When Air India decided to send its employees on leave without pay, in October 2008, it could not have foreseen the problems that would result from that decision.
During the October 2008 crisis, the national carrier had offered to send as many as 15,000 workers on leave without pay for a period of three to five years.
However, it was voluntary on the employees’ part, many of whom applied for it and got the nod from the airline six months ago.
But now that the airline has shifted to Terminal 3 and is facing a staff crunch, the decision taken two years ago has returned to haunt it.
“Air India had offered leave without pay for three to five years in Oct 2008. Those who took up the offer to go on leave will be taken back, at the same seniority and last drawn pay,” said an Air India official who did not wish to be named.
“Now that the requirement has suddenly increased, Air India (AI) is missing those employees. As a result, the airline is on a hiring spree,” the official added.

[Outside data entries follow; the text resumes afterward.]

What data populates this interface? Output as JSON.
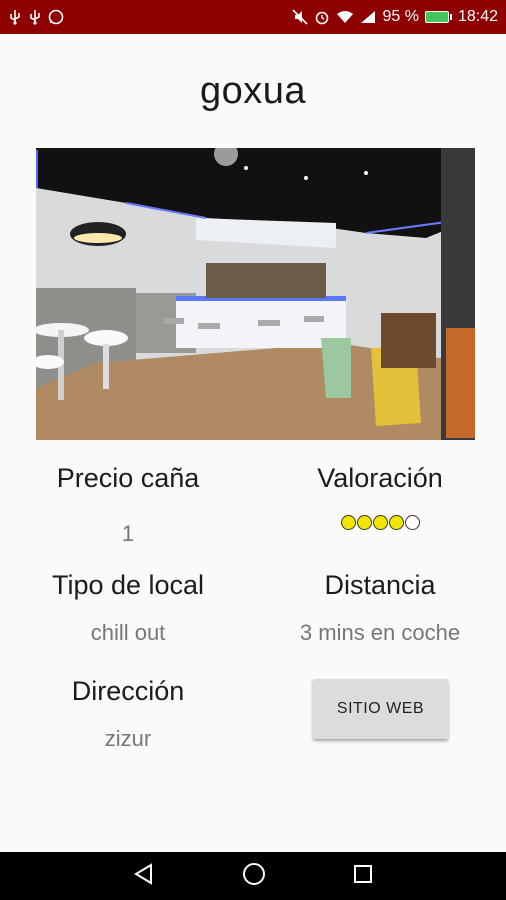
{
  "status_bar": {
    "battery_percent": "95 %",
    "time": "18:42",
    "left_icons": [
      "usb-icon",
      "usb-icon",
      "whatsapp-icon"
    ],
    "right_icons": [
      "mute-icon",
      "alarm-icon",
      "wifi-icon",
      "signal-icon",
      "battery-icon"
    ]
  },
  "page": {
    "title": "goxua"
  },
  "details": {
    "price_label": "Precio caña",
    "price_value": "1",
    "rating_label": "Valoración",
    "rating_value": 4,
    "rating_max": 5,
    "type_label": "Tipo de local",
    "type_value": "chill out",
    "distance_label": "Distancia",
    "distance_value": "3 mins en coche",
    "address_label": "Dirección",
    "address_value": "zizur",
    "website_button": "SITIO WEB"
  },
  "navbar": {
    "icons": [
      "back-icon",
      "home-icon",
      "recents-icon"
    ]
  },
  "colors": {
    "status_bar": "#8e0000",
    "star_on": "#f2e600",
    "button_bg": "#dcdcdc"
  }
}
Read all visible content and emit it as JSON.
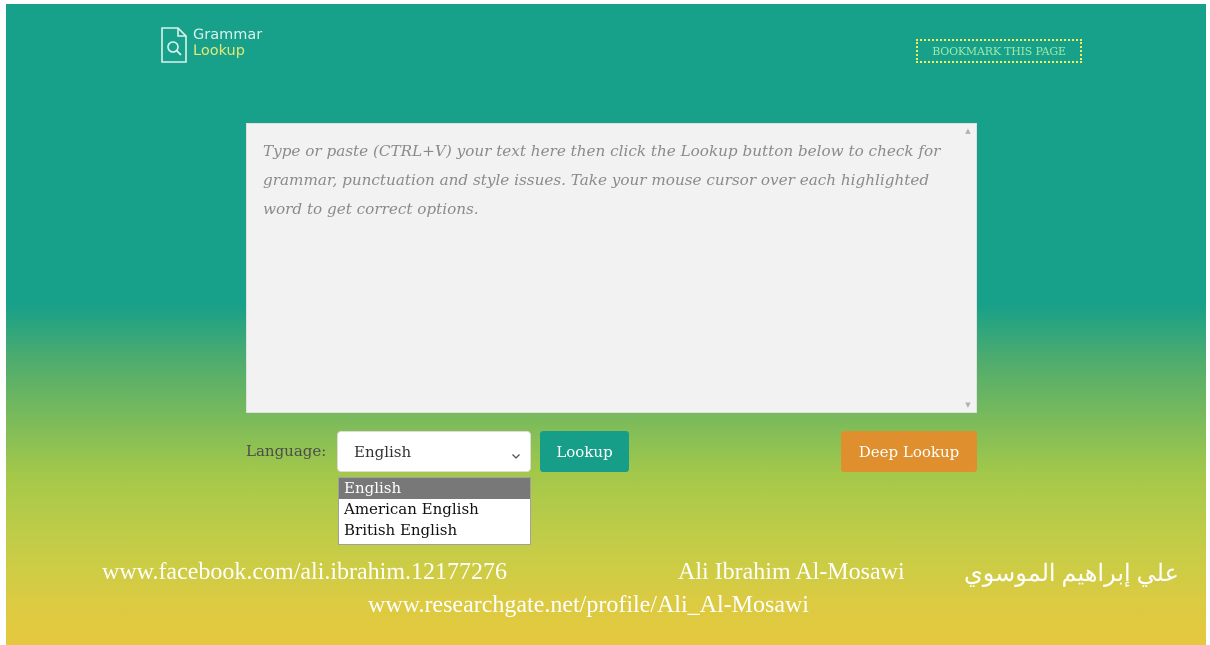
{
  "header": {
    "logo_line1": "Grammar",
    "logo_line2": "Lookup",
    "bookmark_label": "BOOKMARK THIS PAGE"
  },
  "editor": {
    "placeholder": "Type or paste (CTRL+V) your text here then click the Lookup button below to check for grammar, punctuation and style issues. Take your mouse cursor over each highlighted word to get correct options."
  },
  "controls": {
    "language_label": "Language:",
    "language_selected": "English",
    "lookup_label": "Lookup",
    "deep_lookup_label": "Deep Lookup"
  },
  "dropdown": {
    "options": [
      "English",
      "American English",
      "British English"
    ],
    "highlighted": "English"
  },
  "watermark": {
    "facebook": "www.facebook.com/ali.ibrahim.12177276",
    "name": "Ali Ibrahim Al-Mosawi",
    "arabic": "علي إبراهيم الموسوي",
    "researchgate": "www.researchgate.net/profile/Ali_Al-Mosawi"
  },
  "colors": {
    "brand_green": "#169e88",
    "deep_lookup_orange": "#df8f2e",
    "bookmark_yellow": "#f2ef5e"
  },
  "icons": {
    "logo": "document-search-icon",
    "select_arrow": "chevron-down-icon"
  }
}
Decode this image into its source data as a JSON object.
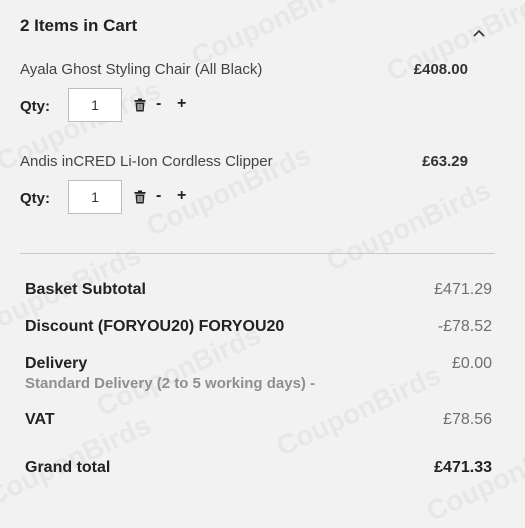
{
  "cart": {
    "title": "2 Items in Cart",
    "qty_label": "Qty:",
    "minus_label": "-",
    "plus_label": "+",
    "items": [
      {
        "name": "Ayala Ghost Styling Chair (All Black)",
        "price": "£408.00",
        "qty": "1"
      },
      {
        "name": "Andis inCRED Li-Ion Cordless Clipper",
        "price": "£63.29",
        "qty": "1"
      }
    ]
  },
  "summary": {
    "subtotal_label": "Basket Subtotal",
    "subtotal_value": "£471.29",
    "discount_label": "Discount (FORYOU20) FORYOU20",
    "discount_value": "-£78.52",
    "delivery_label": "Delivery",
    "delivery_sub": "Standard Delivery (2 to 5 working days) -",
    "delivery_value": "£0.00",
    "vat_label": "VAT",
    "vat_value": "£78.56",
    "grand_total_label": "Grand total",
    "grand_total_value": "£471.33"
  },
  "watermark": "CouponBirds",
  "icons": {
    "collapse": "chevron-up-icon",
    "remove": "trash-icon"
  }
}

The carrier has nearly 500 cabin crew staff at the Delhi airport, of which 50 took up this offer and went on leave.
The problem began on October 31, when AI decided to shift the arrival of 11 of its domestic flights to the newly-built Terminal 3.
The limited airline staff had to manage five terminals: domestic arrival and departure at Terminal 1, international arrival and departure at T3 and domestic arrival at T3.
The staff was staggered, leading to shortage. Unmindful of the staff shortage problem, the national carrier also went ahead and started 15 non-stop flights for international destinations from eight cities.
While earlier it used to operate 486 flights in a week from Delhi, the number has gone up to 770 flights.
“The gap between manpower and number of flights has widened. As a result, the passenger is suffering. The airline is now hiring experienced cabin crew, so that they can be directly put on duty,” the official added.
“Being a national carrier, Air India, instead of sacking employees, offered them the option of going on leave, during the worldwide recession,” he added.